It was my good wife’s birthday yesterday so after taking my family for the most expensive cuppa ever they were off into London to go and see Hamilton. I would rather poke myself in the eye with a fork! So, it was watch the world cup or hit the river for a few hours, a no-brainer really. It took about fifty minutes breaking every speed restriction this country has to offer and was rigged up by 1700hrs ready to go.
It had been a few weeks since I had been and it was strange that the crowds from the Mayfly hatches were conspicuous by their absence. I checked the book and it looked like only the bailiff had been on the water. I had the river to myself, like a kid in a sweet shop I was in two minds where to go. In the end, I plumped to go left upstream I had set the 9’ 6” Wychwood Drift up but had not bothered threading the line through the eyes. As I wandered up the bank looking into the margins I spotted a good trout glued to the bottom. I watched it for a bit and then sat on the bench to set up.
I had opted for a #16 sedge pattern that has proved to be effective in the past. The first couple of casts went a little astray the third one, however, was bang on the money. The trout did not even flinch and so began the laborious task of changing through. After half an hour with no success and much frustration at my inability to tempt the fish to even come and have a peek I moved on in search of more obliging quarry. I had reached the beginning of the wading section, I always approach this carefully keeping low as fish often hang around the stairs. Today was no exception and as I looked over the reeds I watched a nice trout up and feeding happy as Larry and oblivious to my presence.
"Today was no exception and as I looked over the reeds I watched a nice trout up and feeding happy as Larry and oblivious to my presence."
I moved back from the water’s edge and tied on the sedge I had started with making sure to degrease the leader with some mud. On my knees, I shuffled back up to the edge of the river and made my first cast. By some miracle it was perfect, the fish hardly had to swish its tail before it sucked down the fly. The water erupted and all my slack line was gone and I was onto the reel. Having gotten to my feet I waded into the water to continue the fight. I was on fairly light tippet but had checked the drag on my reel. The fish gave a good account of itself but in the end, it succumbed and ended up in the net. It was a stocked fish but in great condition.
A few Grayling had started to make an appearance and had ruined my chances with a few Brown trout by snaffling down my fly before the Trout could even see it. What was interesting was watching a shoal of reasonable perch chasing the hooked Grayling never seen that before, thankfully I got to the fish before the Perch. As I moved upstream I watched what I thought was a good Trout rising under some trees the cast was awkward but I made a half decent job of it and lifted in when the fish boiled under the fly. It looked very silver and I thought it was a Grayling. No, it was a Roach, never caught a Roach on a dry fly before, it was turning out to be quite an evening.
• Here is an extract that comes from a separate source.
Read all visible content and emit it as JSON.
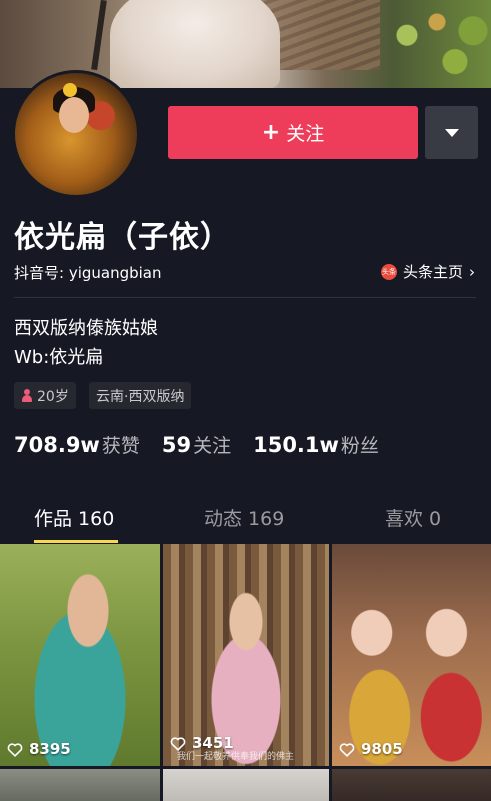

I moved across the field to fish the section that leads to the road bridge. It was not the easiest of stretches to fish being clogged up pretty badly with weed. I was a good way from the car though and the light was fading fast. I just had to make the best of it, wading was really difficult with trying to push through it was a real workout. As I pushed my way through I would plonk my dry fly in any space that would accommodate it. No trout on the go but there seemed to be plenty Grayling in the gaps. Despite the difficulty I really enjoyed it, challenging but rewarding. By the time I had gotten to the bridge I had hooked and landed a good half a dozen Grayling and it was time to head back to the car.
When I got to the car there was only a tiny bit of light left so ditching all my kit accept my rod and camera I decided to go and get a few photos of the Sunset. Arriving on the bridge I met two fellow members Bernard and Mahti they had been up for the day from London and arrived here late in the day. We chatted for a while about the club and the fishing, we are so lucky to have these rivers. All the time we were talking I watch a Trout coming up every now and then. We said our goodbyes and I jumped down to give the fish a view of my sedge. Only a couple of casts and I played a spritely wild Brown to hand and immediately slipped it back.
A couple of quick snaps on the bridge then back to the car and home, via McDonald's of course! I don’t fish the evenings enough and must make more of an effort to do so, it was so much fun only about four hours fishing but what a grand time, got to get back soon!